> **Data for analysis**
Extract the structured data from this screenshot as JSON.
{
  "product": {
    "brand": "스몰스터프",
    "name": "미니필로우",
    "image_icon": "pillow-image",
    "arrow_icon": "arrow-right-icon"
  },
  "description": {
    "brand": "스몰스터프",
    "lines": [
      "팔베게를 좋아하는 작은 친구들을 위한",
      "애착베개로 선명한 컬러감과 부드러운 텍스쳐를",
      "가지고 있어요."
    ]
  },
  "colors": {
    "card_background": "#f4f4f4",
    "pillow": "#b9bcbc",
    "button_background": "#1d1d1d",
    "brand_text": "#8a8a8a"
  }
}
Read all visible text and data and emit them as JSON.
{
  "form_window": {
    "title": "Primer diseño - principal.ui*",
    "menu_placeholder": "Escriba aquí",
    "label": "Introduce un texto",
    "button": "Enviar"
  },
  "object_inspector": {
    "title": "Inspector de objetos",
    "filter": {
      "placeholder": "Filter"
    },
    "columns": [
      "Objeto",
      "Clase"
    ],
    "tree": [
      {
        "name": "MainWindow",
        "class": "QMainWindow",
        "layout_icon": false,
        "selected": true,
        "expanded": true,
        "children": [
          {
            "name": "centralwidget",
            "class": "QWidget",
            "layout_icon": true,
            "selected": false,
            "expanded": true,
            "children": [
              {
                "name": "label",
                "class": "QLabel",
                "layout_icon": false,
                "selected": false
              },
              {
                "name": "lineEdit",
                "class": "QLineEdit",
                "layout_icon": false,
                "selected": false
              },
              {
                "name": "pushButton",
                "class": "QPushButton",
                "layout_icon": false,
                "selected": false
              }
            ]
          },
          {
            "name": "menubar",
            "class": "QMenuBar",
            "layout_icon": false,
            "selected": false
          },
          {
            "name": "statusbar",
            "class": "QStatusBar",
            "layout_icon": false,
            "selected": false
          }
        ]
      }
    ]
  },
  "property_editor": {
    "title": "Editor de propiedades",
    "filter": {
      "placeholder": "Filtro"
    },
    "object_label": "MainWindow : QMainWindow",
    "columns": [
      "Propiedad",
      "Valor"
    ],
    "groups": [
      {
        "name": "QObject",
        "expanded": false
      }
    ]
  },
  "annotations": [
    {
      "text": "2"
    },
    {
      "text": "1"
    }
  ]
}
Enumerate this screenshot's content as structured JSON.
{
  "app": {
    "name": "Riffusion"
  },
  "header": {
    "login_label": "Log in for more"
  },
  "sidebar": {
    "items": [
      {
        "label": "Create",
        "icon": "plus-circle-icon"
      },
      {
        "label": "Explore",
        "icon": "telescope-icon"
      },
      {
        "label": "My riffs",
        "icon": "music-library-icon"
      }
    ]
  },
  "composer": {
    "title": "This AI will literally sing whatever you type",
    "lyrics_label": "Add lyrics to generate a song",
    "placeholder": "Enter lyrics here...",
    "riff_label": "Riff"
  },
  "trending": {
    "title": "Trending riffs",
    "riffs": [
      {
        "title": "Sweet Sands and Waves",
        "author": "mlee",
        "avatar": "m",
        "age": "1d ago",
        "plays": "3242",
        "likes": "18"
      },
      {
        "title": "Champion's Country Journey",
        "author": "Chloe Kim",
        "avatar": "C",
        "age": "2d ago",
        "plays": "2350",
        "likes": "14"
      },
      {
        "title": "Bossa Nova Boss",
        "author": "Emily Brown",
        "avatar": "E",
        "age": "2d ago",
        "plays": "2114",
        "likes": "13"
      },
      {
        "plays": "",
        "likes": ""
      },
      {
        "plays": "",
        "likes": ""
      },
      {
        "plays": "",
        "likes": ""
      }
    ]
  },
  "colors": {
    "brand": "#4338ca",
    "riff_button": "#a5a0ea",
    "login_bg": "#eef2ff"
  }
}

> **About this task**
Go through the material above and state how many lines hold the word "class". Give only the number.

> **Solution below**
7